What is truly fascinating about Chicago is that given the public pension deficit, and high taxation, that companies seem increasingly happy to set up here. Why did United Airlines, BP and Willis Group Holdings decide to move downtown in 2011, when they should have been rushing for the door given Shteir's thesis? Why is the city, rather than the metropolitan area, showing a resurgence in appeal to companies of all kinds? Why is there a revival here?

Sure there are tensions with the old Chicago, every now and then signs of the machine and the corruption resurface. And Illinois, with its dysfunction, continues to act as a drag on the city. But if one looks beyond a worn-out view of the city one would find data that do not fit the hypothesis. A city on the forefront of transparency and public information, or in innovative ways of financing public infrastructure, or having increased its graduation rate from its community colleges by 60% in a few  years. To dismiss all of this, as well as the bike lanes, the riverside walk, the teachers in libraries, and even the hard won longer school day is to miss the real story. Chicago is, and always will be, a compelling place to live and work and that is because of both its real assets but most importantly because of the people who live here, and their positive attitudes about the city.

Call it boosterism if you wish, but to revel in urban misery is to miss a trick. I know this, having lived for most of my life in London. Here the citizens are as rude as any you will find in New York or Paris, but Londoners also wear their authentic despondency like some kind of banner. We gripe and moan and bitch about London and its transport, its weather, its high prices and the impossibility of finding a decent home. But secretly we know that it truly remains one of the best cities in the world even if we never choose to celebrate that fact. It was for that reason we spent most of the run-up to the Olympics dreading the event.

Lastly, and this is the giant flaw in Shteir's thesis, a city is fundamentally about much more than its infrastructure and politicians. It is about its people and their attitudes and this is where Chicago overflows with abundance.

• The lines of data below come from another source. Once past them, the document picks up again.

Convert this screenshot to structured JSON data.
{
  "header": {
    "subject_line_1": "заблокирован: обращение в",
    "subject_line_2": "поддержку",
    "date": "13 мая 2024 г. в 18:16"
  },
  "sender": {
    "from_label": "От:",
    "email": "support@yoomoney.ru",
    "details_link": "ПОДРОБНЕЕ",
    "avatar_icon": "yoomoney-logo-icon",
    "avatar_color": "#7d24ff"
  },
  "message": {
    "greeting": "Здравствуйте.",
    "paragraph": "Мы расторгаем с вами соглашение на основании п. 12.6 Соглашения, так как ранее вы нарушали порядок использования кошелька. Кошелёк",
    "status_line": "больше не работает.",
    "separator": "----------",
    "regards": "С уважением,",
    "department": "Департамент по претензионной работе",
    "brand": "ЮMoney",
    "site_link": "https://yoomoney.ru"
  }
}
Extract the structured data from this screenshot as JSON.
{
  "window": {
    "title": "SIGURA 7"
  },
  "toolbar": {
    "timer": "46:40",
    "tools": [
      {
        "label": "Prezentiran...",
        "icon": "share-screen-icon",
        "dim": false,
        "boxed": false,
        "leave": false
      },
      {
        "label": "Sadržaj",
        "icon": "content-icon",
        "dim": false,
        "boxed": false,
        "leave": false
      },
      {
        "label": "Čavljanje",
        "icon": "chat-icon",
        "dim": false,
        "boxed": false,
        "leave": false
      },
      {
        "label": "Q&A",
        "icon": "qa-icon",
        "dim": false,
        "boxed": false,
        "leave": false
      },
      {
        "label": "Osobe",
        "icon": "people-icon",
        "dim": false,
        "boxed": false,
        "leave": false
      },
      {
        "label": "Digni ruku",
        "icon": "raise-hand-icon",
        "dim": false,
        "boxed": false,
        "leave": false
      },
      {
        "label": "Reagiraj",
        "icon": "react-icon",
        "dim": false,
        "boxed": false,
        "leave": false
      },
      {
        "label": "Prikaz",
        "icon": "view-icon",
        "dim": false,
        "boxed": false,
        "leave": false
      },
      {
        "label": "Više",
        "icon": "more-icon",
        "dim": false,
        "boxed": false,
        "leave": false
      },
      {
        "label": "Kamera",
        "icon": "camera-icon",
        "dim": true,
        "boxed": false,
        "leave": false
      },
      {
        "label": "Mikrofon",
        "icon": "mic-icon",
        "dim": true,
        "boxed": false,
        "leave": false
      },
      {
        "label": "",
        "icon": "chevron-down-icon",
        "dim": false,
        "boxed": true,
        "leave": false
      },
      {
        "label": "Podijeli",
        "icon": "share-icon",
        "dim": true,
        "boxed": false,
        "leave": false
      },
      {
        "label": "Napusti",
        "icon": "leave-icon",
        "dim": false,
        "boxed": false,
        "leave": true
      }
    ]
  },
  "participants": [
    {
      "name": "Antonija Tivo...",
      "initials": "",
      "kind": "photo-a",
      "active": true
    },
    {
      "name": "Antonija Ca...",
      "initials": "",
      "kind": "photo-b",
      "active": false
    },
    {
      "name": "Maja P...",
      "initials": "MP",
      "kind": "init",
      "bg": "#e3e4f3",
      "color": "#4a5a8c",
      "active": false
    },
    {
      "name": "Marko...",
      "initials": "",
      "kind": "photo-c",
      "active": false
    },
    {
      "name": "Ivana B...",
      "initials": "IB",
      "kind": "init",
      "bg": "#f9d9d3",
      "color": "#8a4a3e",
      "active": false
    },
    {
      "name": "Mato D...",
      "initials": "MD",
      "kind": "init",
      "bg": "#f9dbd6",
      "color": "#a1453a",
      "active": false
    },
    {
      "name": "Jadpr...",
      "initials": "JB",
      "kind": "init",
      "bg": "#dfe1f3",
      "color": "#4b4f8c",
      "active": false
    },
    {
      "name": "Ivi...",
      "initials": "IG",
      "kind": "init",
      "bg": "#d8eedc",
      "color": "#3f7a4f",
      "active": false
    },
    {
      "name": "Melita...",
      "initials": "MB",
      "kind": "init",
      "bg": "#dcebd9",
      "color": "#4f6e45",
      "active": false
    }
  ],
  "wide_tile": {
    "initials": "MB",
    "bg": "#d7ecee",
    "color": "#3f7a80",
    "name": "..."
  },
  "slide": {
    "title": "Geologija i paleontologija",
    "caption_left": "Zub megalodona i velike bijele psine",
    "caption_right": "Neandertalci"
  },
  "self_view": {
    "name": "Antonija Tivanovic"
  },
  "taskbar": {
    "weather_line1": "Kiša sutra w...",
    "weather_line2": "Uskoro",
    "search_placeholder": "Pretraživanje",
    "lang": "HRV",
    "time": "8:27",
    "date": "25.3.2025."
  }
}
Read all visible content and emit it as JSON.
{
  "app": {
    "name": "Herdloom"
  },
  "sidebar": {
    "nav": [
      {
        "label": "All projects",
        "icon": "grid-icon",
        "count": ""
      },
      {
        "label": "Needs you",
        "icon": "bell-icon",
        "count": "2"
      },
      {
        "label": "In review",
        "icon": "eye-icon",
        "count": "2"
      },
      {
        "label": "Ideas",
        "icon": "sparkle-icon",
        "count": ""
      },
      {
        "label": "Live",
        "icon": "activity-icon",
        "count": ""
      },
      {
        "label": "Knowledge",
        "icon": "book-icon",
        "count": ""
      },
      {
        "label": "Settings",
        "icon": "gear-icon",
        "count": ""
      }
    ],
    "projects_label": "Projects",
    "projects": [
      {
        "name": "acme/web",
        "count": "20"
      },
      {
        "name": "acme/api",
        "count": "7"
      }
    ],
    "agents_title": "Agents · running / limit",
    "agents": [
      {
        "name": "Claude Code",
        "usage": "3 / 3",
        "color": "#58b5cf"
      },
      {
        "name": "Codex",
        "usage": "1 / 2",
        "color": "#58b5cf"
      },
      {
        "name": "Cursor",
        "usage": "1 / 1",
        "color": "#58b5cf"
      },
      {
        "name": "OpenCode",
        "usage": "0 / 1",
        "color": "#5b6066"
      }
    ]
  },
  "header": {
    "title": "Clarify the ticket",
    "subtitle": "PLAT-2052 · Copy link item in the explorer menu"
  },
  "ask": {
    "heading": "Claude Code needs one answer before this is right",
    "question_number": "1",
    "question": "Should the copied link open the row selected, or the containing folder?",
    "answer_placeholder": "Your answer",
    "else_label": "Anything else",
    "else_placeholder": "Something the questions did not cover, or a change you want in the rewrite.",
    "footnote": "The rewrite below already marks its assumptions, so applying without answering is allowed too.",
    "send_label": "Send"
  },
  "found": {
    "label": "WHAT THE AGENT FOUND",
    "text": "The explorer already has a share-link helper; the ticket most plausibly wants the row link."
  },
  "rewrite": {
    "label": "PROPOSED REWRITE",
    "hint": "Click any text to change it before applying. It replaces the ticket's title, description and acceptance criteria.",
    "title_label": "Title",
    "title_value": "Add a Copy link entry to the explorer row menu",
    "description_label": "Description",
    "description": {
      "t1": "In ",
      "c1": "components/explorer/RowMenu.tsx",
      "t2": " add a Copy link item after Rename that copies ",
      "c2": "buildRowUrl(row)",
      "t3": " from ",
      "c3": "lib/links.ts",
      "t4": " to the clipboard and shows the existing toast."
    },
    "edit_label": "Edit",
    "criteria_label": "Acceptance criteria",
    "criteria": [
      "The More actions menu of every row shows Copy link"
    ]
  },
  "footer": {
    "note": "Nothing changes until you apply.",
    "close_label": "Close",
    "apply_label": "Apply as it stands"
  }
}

What I love about Chicago is the way that people engage you in conversation, or are happy to sit on their front porch or have their children play on the sidewalk. The way they are open to chatting to passers by. And when I bump into someone in the supermarket they say "excuse me" as an apology if they were so rude to be in my way. There is a Midwestern openness and expansiveness that inspires great affection. So different from the more uptight, doomy, Londoners who peek behind their twitching net curtains and think that anyone sitting in their front garden is slightly odd. Chicagoans join in on things. They throw block parties, and street festivals, and fun runs at the drop of a hat. They are relentless do-ers and joiners. And that is what makes Shteir an ill fit for this city because loving it is part of what makes it great.